» **Problem details**
The output should consist solely of the line containing "Extract the structured" and the lines that follow it through the end of the data below.

» **Source information**
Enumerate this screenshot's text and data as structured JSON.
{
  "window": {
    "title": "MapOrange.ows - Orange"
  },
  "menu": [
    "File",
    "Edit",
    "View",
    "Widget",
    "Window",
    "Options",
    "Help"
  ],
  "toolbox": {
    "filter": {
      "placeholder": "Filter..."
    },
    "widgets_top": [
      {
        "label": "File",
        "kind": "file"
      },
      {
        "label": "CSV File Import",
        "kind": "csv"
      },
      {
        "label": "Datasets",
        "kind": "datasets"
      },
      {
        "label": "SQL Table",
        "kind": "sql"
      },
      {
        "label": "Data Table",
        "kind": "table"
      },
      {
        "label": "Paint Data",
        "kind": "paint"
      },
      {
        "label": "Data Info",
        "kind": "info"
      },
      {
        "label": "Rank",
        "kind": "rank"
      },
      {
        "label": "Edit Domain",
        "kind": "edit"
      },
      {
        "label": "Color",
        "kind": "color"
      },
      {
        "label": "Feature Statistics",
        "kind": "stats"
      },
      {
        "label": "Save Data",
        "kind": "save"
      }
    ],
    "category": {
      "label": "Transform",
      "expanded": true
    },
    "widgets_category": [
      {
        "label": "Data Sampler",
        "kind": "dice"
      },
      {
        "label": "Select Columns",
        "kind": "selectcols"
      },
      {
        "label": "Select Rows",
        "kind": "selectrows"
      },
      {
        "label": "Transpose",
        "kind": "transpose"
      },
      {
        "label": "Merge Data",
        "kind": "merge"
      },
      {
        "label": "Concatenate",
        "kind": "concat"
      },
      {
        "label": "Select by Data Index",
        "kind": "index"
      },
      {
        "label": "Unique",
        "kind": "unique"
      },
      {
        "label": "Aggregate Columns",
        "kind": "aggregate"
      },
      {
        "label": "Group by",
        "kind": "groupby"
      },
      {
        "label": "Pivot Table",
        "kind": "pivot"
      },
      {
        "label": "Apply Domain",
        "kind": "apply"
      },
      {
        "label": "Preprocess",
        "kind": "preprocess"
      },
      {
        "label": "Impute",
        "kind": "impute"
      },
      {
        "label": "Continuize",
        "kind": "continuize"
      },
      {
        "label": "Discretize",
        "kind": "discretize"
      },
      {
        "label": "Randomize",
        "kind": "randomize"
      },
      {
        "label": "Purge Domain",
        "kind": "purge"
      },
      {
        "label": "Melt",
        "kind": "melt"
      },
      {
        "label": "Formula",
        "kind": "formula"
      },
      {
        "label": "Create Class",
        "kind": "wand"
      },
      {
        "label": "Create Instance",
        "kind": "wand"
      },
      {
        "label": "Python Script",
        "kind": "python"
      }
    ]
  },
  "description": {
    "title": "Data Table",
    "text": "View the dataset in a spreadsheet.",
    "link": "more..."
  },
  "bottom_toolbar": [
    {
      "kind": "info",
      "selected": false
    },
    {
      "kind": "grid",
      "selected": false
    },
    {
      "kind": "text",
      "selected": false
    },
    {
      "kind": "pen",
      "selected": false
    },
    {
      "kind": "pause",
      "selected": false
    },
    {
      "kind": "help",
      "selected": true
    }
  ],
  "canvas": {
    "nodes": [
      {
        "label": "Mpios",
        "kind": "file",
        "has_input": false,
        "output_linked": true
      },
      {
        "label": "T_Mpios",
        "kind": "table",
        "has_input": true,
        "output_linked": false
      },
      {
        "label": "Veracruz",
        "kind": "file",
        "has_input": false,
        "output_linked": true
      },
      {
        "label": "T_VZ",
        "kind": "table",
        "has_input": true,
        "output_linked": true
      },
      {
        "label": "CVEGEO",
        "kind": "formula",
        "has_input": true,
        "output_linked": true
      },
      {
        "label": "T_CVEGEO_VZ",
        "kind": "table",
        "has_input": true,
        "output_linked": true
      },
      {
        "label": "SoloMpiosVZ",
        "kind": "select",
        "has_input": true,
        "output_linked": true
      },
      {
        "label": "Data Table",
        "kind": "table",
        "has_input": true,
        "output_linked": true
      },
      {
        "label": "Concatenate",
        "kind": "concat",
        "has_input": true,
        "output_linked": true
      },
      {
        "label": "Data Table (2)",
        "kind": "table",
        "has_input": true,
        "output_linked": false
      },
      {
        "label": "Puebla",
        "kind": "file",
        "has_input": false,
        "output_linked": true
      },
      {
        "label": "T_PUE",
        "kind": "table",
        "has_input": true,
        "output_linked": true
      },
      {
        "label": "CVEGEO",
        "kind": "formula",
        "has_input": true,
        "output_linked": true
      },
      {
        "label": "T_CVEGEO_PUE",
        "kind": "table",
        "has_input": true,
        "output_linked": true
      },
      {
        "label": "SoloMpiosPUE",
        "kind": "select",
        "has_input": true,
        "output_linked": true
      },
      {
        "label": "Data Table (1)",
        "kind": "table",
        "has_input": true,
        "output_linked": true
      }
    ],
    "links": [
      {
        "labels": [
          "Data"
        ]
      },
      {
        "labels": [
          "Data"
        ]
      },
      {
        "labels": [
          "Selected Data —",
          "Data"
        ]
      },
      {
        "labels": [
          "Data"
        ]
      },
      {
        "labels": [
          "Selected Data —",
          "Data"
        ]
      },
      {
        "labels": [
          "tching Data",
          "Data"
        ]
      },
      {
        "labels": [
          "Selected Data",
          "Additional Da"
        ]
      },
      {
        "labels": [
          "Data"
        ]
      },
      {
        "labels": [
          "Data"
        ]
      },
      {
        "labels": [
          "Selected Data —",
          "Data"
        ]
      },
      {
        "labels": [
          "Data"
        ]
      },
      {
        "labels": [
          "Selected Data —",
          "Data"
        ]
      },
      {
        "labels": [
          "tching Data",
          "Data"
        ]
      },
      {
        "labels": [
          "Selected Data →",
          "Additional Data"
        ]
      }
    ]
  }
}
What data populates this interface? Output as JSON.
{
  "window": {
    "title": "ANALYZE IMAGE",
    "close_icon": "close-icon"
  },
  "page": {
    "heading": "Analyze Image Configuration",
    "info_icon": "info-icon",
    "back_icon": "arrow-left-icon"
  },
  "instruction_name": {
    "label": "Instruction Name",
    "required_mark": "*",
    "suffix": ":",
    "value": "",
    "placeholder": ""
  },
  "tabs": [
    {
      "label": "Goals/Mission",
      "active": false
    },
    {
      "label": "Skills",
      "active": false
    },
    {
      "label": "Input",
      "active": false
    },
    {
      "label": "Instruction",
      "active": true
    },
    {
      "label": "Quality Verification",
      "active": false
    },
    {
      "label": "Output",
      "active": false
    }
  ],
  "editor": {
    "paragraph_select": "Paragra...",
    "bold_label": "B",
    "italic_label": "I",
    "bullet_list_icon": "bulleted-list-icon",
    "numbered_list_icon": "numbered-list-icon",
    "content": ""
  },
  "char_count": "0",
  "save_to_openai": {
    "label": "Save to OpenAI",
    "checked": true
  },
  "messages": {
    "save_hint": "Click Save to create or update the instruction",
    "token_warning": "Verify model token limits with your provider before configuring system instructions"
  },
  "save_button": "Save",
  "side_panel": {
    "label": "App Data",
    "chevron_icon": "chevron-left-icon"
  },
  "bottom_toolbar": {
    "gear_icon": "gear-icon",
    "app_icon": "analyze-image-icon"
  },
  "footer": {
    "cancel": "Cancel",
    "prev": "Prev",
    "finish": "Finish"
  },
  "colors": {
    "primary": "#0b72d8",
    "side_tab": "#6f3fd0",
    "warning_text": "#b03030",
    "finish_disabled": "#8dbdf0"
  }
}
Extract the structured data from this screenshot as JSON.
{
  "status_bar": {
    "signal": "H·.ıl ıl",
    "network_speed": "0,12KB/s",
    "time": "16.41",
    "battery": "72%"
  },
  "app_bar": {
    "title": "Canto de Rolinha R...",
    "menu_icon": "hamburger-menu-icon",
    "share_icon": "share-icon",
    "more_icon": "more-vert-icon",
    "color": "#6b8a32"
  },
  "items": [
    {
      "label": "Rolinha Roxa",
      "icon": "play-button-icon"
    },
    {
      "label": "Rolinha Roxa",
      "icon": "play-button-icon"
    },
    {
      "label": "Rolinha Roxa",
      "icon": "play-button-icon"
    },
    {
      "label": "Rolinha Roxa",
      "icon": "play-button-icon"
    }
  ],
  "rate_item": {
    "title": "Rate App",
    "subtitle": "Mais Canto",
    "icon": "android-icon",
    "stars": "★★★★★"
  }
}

» **Solution to the exercise**
Extract the structured data from this screenshot as JSON.
{
  "status_bar": {
    "signal": "H·.ıl ıl",
    "network_speed": "0,12KB/s",
    "time": "16.41",
    "battery": "72%"
  },
  "app_bar": {
    "title": "Canto de Rolinha R...",
    "menu_icon": "hamburger-menu-icon",
    "share_icon": "share-icon",
    "more_icon": "more-vert-icon",
    "color": "#6b8a32"
  },
  "items": [
    {
      "label": "Rolinha Roxa",
      "icon": "play-button-icon"
    },
    {
      "label": "Rolinha Roxa",
      "icon": "play-button-icon"
    },
    {
      "label": "Rolinha Roxa",
      "icon": "play-button-icon"
    },
    {
      "label": "Rolinha Roxa",
      "icon": "play-button-icon"
    }
  ],
  "rate_item": {
    "title": "Rate App",
    "subtitle": "Mais Canto",
    "icon": "android-icon",
    "stars": "★★★★★"
  }
}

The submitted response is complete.